Exercise requirements: All of the data must be printed exactly; please include every line.

Listed records:
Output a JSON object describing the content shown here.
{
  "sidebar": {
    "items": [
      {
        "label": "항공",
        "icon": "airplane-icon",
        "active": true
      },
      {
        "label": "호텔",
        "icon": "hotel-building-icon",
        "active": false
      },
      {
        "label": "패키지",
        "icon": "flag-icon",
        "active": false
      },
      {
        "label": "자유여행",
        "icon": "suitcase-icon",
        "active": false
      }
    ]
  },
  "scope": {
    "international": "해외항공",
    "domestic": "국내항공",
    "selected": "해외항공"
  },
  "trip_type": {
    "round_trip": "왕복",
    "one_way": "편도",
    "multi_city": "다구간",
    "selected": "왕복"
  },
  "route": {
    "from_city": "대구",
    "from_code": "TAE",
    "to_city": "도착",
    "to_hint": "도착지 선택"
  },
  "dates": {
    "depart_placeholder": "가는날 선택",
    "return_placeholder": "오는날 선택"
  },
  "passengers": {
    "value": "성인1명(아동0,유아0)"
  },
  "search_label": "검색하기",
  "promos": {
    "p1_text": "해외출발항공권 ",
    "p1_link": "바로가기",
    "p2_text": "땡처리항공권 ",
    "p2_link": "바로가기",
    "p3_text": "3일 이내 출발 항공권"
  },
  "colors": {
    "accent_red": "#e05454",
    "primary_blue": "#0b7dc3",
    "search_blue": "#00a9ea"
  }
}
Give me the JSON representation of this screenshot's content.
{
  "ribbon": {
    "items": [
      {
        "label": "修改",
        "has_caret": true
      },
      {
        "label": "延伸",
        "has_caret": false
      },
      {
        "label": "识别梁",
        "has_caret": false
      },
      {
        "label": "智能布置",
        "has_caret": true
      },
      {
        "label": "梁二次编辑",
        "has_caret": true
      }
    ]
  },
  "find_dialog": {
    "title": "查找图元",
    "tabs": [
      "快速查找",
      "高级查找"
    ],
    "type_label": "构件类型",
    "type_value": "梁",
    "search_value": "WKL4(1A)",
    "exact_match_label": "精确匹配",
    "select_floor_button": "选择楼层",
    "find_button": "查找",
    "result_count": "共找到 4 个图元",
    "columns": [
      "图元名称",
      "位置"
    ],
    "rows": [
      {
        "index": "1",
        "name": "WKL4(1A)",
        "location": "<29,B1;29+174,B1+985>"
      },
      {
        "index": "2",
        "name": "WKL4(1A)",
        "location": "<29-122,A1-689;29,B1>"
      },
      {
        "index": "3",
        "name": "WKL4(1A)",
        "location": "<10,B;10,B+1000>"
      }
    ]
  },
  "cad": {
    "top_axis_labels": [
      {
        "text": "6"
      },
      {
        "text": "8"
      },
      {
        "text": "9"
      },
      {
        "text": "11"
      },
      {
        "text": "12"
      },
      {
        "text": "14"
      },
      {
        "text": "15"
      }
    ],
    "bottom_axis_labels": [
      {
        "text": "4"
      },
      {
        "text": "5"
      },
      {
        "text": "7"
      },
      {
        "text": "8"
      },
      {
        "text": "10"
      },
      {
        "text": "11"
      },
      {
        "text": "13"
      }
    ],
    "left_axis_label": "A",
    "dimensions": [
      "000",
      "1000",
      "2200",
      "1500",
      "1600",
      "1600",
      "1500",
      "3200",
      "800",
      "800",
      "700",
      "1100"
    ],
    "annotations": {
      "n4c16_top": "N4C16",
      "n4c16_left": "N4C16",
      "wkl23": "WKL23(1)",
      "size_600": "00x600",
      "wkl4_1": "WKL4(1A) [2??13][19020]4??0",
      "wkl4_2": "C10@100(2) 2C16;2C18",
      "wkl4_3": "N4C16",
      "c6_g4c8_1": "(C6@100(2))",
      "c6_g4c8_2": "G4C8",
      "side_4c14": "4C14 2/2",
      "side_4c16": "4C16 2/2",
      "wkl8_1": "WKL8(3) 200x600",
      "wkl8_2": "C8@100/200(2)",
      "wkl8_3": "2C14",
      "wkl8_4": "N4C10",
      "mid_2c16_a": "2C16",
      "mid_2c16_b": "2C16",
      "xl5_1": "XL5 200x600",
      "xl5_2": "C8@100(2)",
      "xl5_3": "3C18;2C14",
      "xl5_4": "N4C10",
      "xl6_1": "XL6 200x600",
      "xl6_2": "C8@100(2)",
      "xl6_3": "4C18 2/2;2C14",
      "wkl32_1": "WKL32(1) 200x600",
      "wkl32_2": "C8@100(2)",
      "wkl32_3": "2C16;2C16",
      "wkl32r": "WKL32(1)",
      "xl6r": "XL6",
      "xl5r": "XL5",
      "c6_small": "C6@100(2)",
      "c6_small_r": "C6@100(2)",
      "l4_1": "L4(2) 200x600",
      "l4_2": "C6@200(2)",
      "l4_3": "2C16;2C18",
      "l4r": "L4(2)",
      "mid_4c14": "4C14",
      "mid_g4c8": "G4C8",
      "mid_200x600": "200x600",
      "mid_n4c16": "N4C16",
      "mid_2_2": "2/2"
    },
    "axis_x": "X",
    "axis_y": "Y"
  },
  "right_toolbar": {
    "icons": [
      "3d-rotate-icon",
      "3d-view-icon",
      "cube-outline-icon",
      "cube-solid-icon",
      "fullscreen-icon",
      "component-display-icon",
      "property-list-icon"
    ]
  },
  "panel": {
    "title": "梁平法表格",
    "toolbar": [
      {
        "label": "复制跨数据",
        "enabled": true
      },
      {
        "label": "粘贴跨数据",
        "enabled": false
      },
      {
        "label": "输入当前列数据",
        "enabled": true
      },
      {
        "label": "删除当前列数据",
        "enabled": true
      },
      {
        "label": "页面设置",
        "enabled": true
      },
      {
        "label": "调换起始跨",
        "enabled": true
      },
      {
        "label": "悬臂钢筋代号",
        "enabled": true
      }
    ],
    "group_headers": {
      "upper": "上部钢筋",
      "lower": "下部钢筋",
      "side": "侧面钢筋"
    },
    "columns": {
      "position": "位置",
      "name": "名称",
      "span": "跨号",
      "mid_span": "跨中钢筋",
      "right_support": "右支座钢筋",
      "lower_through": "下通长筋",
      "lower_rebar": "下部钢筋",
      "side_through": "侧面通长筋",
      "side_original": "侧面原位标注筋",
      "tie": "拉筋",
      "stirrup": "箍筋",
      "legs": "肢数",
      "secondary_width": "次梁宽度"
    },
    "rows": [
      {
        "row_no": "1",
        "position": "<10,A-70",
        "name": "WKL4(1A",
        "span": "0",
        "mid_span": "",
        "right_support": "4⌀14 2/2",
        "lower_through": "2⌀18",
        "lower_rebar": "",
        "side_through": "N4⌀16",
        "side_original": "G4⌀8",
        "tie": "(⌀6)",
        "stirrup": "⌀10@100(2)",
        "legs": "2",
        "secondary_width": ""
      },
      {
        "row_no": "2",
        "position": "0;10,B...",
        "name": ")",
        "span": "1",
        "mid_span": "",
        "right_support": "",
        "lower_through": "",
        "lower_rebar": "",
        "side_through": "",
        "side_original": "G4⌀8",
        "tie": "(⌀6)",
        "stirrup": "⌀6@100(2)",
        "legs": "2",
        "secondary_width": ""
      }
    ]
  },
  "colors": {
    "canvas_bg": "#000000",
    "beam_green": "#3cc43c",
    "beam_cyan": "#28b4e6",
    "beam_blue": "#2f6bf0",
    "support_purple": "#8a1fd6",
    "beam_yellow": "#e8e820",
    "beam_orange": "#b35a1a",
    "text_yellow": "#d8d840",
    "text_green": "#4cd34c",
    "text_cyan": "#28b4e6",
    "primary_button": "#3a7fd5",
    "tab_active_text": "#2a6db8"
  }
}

Written answer:
Output a JSON object describing the content shown here.
{
  "sidebar": {
    "items": [
      {
        "label": "항공",
        "icon": "airplane-icon",
        "active": true
      },
      {
        "label": "호텔",
        "icon": "hotel-building-icon",
        "active": false
      },
      {
        "label": "패키지",
        "icon": "flag-icon",
        "active": false
      },
      {
        "label": "자유여행",
        "icon": "suitcase-icon",
        "active": false
      }
    ]
  },
  "scope": {
    "international": "해외항공",
    "domestic": "국내항공",
    "selected": "해외항공"
  },
  "trip_type": {
    "round_trip": "왕복",
    "one_way": "편도",
    "multi_city": "다구간",
    "selected": "왕복"
  },
  "route": {
    "from_city": "대구",
    "from_code": "TAE",
    "to_city": "도착",
    "to_hint": "도착지 선택"
  },
  "dates": {
    "depart_placeholder": "가는날 선택",
    "return_placeholder": "오는날 선택"
  },
  "passengers": {
    "value": "성인1명(아동0,유아0)"
  },
  "search_label": "검색하기",
  "promos": {
    "p1_text": "해외출발항공권 ",
    "p1_link": "바로가기",
    "p2_text": "땡처리항공권 ",
    "p2_link": "바로가기",
    "p3_text": "3일 이내 출발 항공권"
  },
  "colors": {
    "accent_red": "#e05454",
    "primary_blue": "#0b7dc3",
    "search_blue": "#00a9ea"
  }
}
Give me the JSON representation of this screenshot's content.
{
  "ribbon": {
    "items": [
      {
        "label": "修改",
        "has_caret": true
      },
      {
        "label": "延伸",
        "has_caret": false
      },
      {
        "label": "识别梁",
        "has_caret": false
      },
      {
        "label": "智能布置",
        "has_caret": true
      },
      {
        "label": "梁二次编辑",
        "has_caret": true
      }
    ]
  },
  "find_dialog": {
    "title": "查找图元",
    "tabs": [
      "快速查找",
      "高级查找"
    ],
    "type_label": "构件类型",
    "type_value": "梁",
    "search_value": "WKL4(1A)",
    "exact_match_label": "精确匹配",
    "select_floor_button": "选择楼层",
    "find_button": "查找",
    "result_count": "共找到 4 个图元",
    "columns": [
      "图元名称",
      "位置"
    ],
    "rows": [
      {
        "index": "1",
        "name": "WKL4(1A)",
        "location": "<29,B1;29+174,B1+985>"
      },
      {
        "index": "2",
        "name": "WKL4(1A)",
        "location": "<29-122,A1-689;29,B1>"
      },
      {
        "index": "3",
        "name": "WKL4(1A)",
        "location": "<10,B;10,B+1000>"
      }
    ]
  },
  "cad": {
    "top_axis_labels": [
      {
        "text": "6"
      },
      {
        "text": "8"
      },
      {
        "text": "9"
      },
      {
        "text": "11"
      },
      {
        "text": "12"
      },
      {
        "text": "14"
      },
      {
        "text": "15"
      }
    ],
    "bottom_axis_labels": [
      {
        "text": "4"
      },
      {
        "text": "5"
      },
      {
        "text": "7"
      },
      {
        "text": "8"
      },
      {
        "text": "10"
      },
      {
        "text": "11"
      },
      {
        "text": "13"
      }
    ],
    "left_axis_label": "A",
    "dimensions": [
      "000",
      "1000",
      "2200",
      "1500",
      "1600",
      "1600",
      "1500",
      "3200",
      "800",
      "800",
      "700",
      "1100"
    ],
    "annotations": {
      "n4c16_top": "N4C16",
      "n4c16_left": "N4C16",
      "wkl23": "WKL23(1)",
      "size_600": "00x600",
      "wkl4_1": "WKL4(1A) [2??13][19020]4??0",
      "wkl4_2": "C10@100(2) 2C16;2C18",
      "wkl4_3": "N4C16",
      "c6_g4c8_1": "(C6@100(2))",
      "c6_g4c8_2": "G4C8",
      "side_4c14": "4C14 2/2",
      "side_4c16": "4C16 2/2",
      "wkl8_1": "WKL8(3) 200x600",
      "wkl8_2": "C8@100/200(2)",
      "wkl8_3": "2C14",
      "wkl8_4": "N4C10",
      "mid_2c16_a": "2C16",
      "mid_2c16_b": "2C16",
      "xl5_1": "XL5 200x600",
      "xl5_2": "C8@100(2)",
      "xl5_3": "3C18;2C14",
      "xl5_4": "N4C10",
      "xl6_1": "XL6 200x600",
      "xl6_2": "C8@100(2)",
      "xl6_3": "4C18 2/2;2C14",
      "wkl32_1": "WKL32(1) 200x600",
      "wkl32_2": "C8@100(2)",
      "wkl32_3": "2C16;2C16",
      "wkl32r": "WKL32(1)",
      "xl6r": "XL6",
      "xl5r": "XL5",
      "c6_small": "C6@100(2)",
      "c6_small_r": "C6@100(2)",
      "l4_1": "L4(2) 200x600",
      "l4_2": "C6@200(2)",
      "l4_3": "2C16;2C18",
      "l4r": "L4(2)",
      "mid_4c14": "4C14",
      "mid_g4c8": "G4C8",
      "mid_200x600": "200x600",
      "mid_n4c16": "N4C16",
      "mid_2_2": "2/2"
    },
    "axis_x": "X",
    "axis_y": "Y"
  },
  "right_toolbar": {
    "icons": [
      "3d-rotate-icon",
      "3d-view-icon",
      "cube-outline-icon",
      "cube-solid-icon",
      "fullscreen-icon",
      "component-display-icon",
      "property-list-icon"
    ]
  },
  "panel": {
    "title": "梁平法表格",
    "toolbar": [
      {
        "label": "复制跨数据",
        "enabled": true
      },
      {
        "label": "粘贴跨数据",
        "enabled": false
      },
      {
        "label": "输入当前列数据",
        "enabled": true
      },
      {
        "label": "删除当前列数据",
        "enabled": true
      },
      {
        "label": "页面设置",
        "enabled": true
      },
      {
        "label": "调换起始跨",
        "enabled": true
      },
      {
        "label": "悬臂钢筋代号",
        "enabled": true
      }
    ],
    "group_headers": {
      "upper": "上部钢筋",
      "lower": "下部钢筋",
      "side": "侧面钢筋"
    },
    "columns": {
      "position": "位置",
      "name": "名称",
      "span": "跨号",
      "mid_span": "跨中钢筋",
      "right_support": "右支座钢筋",
      "lower_through": "下通长筋",
      "lower_rebar": "下部钢筋",
      "side_through": "侧面通长筋",
      "side_original": "侧面原位标注筋",
      "tie": "拉筋",
      "stirrup": "箍筋",
      "legs": "肢数",
      "secondary_width": "次梁宽度"
    },
    "rows": [
      {
        "row_no": "1",
        "position": "<10,A-70",
        "name": "WKL4(1A",
        "span": "0",
        "mid_span": "",
        "right_support": "4⌀14 2/2",
        "lower_through": "2⌀18",
        "lower_rebar": "",
        "side_through": "N4⌀16",
        "side_original": "G4⌀8",
        "tie": "(⌀6)",
        "stirrup": "⌀10@100(2)",
        "legs": "2",
        "secondary_width": ""
      },
      {
        "row_no": "2",
        "position": "0;10,B...",
        "name": ")",
        "span": "1",
        "mid_span": "",
        "right_support": "",
        "lower_through": "",
        "lower_rebar": "",
        "side_through": "",
        "side_original": "G4⌀8",
        "tie": "(⌀6)",
        "stirrup": "⌀6@100(2)",
        "legs": "2",
        "secondary_width": ""
      }
    ]
  },
  "colors": {
    "canvas_bg": "#000000",
    "beam_green": "#3cc43c",
    "beam_cyan": "#28b4e6",
    "beam_blue": "#2f6bf0",
    "support_purple": "#8a1fd6",
    "beam_yellow": "#e8e820",
    "beam_orange": "#b35a1a",
    "text_yellow": "#d8d840",
    "text_green": "#4cd34c",
    "text_cyan": "#28b4e6",
    "primary_button": "#3a7fd5",
    "tab_active_text": "#2a6db8"
  }
}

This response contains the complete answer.